The CadMouse will wake from screensaver, but it doesn't wake the Mac from sleep, but that might be a configuration option somewhere. That setup is OK by me. 

But the reason we are here is to learn how well does the CadMouse work in Fusion 360. It works wonderfully. The precision is great. There is no lag before navigation modes are invoked. I've not noticed any jerkiness or stuttering that I often see with Mac mice. The navigation modes all do the right thing. I use the Constrained Orbit mode in Fusion 360, and I never tumble out of control. (My CadMouse configuration is Marking Menu Button = orbit; Middle Mouse Button or Scroll Wheel Click = pan; Scroll Wheel or Fwd/Back Buttons = zoom.) 
I can orbit a model from any orientation to my desired orientation intuitively and directly.

That brings us to the other part of the kit -- the SpaceMouse, a novel device. The SpaceMouse Wireless is one of a handful of SpaceMouse product configurations. The other versions of the SpaceMouse are larger, wired or add more buttons. The core of the SpaceMouse products is a knob that sort of resembles a pommel on a horse's saddle. Its function is to allow you to intuitively manipulate objects and views in 3D space. It implements 6 degrees of motion with springy movements of the pommel -- push-pull to zoom, left-right pan, up-down pan, twist to spin around the vertical axis, tilt to tumble horizontally end-over-end, and barrel roll spin. 

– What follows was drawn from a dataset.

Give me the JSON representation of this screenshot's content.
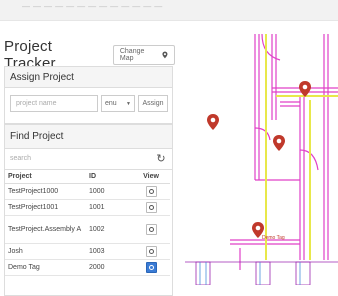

The 3Dconnexion SpaceMouse preferences on Mac allow a lot of fine tuning. You can enable a mode called "Dominant". This essential mode decouples the degrees of freedom such that once you start motion in one mode it mostly stays in that degree of motion. There are also adjustments for threshold and speed for each direction of each degree. By default the SpaceMouse is way too sensitive -- speed is set to 4 on a scale of 8 for each direction mode. I've lowered the speed down for each mode. But even with all the fine adjustments that are available, SpaceMouse is still difficult to control precisely. Too often I find myself tumbling off into space like an out-of-control pod in 2001:A Space Odyssey

When you hold an object in your hand you don't have 6 unconstrained degrees of freedom. Your wrist joints, fingers and body have limits and preferred motions, and motion is always directly controlled. With the SpaceMouse motion is initiated by indicating a mode of motion and an acceleration with a springy nudge of the pommel. 

In general I prefer the Constrained Orbit mode in Fusion 360 which allows rotation in only 2 degrees rather than 3 -- there is no barrel roll spin. Fusion's Free Orbit adds back barrel roll, plus it blends the other two rotation modes. For me that often leads to more of the same sort of tumbling. 

The normal setup for the SpaceMouse is to control it with your non-dominant hand -- left for me. Unlike the CadMouse, the SpaceMouse is suited for left or right-handed users. Your dominant hand controls the mouse pointer either with a mouse like the CadMouse or a trackpad. But trying to control the SpaceMouse with your non-dominant hand makes the issues of sensitivity even worse. And you can't practically use the SpaceMouse as your only pointer. 

There are also two buttons on the SpaceMouse. I have mapped them both to Fit View. I would map the second to Home, but I have not figured out a way to do that in Fusion 360 (there is no macro or shortcut key for Home).  

The SpaceMouse has its own preferences on the Mac. These preferences can be global or application specific. 

The SpaceMouse Wireless uses a 2.4GHz USB dongle or a USB cable to communicate with computer. If you have a newer computer with only USB-C ports you will need an adapter. Unlike the CadMouse Wireless, the SpaceMouse Wireless cannot use Bluetooth. Like the CadMouse Wireless, the SpaceMouse has a built-in rechargeable Lithium Ion battery that is recharged via a supplied micro-USB cable. The battery level is reported in the preference panel. They claim the charge will last one month. The SpaceMouse can be switched on and off with a manual switch at the back. 

I never find myself grabbing for the SpaceMouse to manipulate objects nor to adjust the view in Fusion 360. It may grow on me, but so far my intuition is rejecting the SpaceMouse.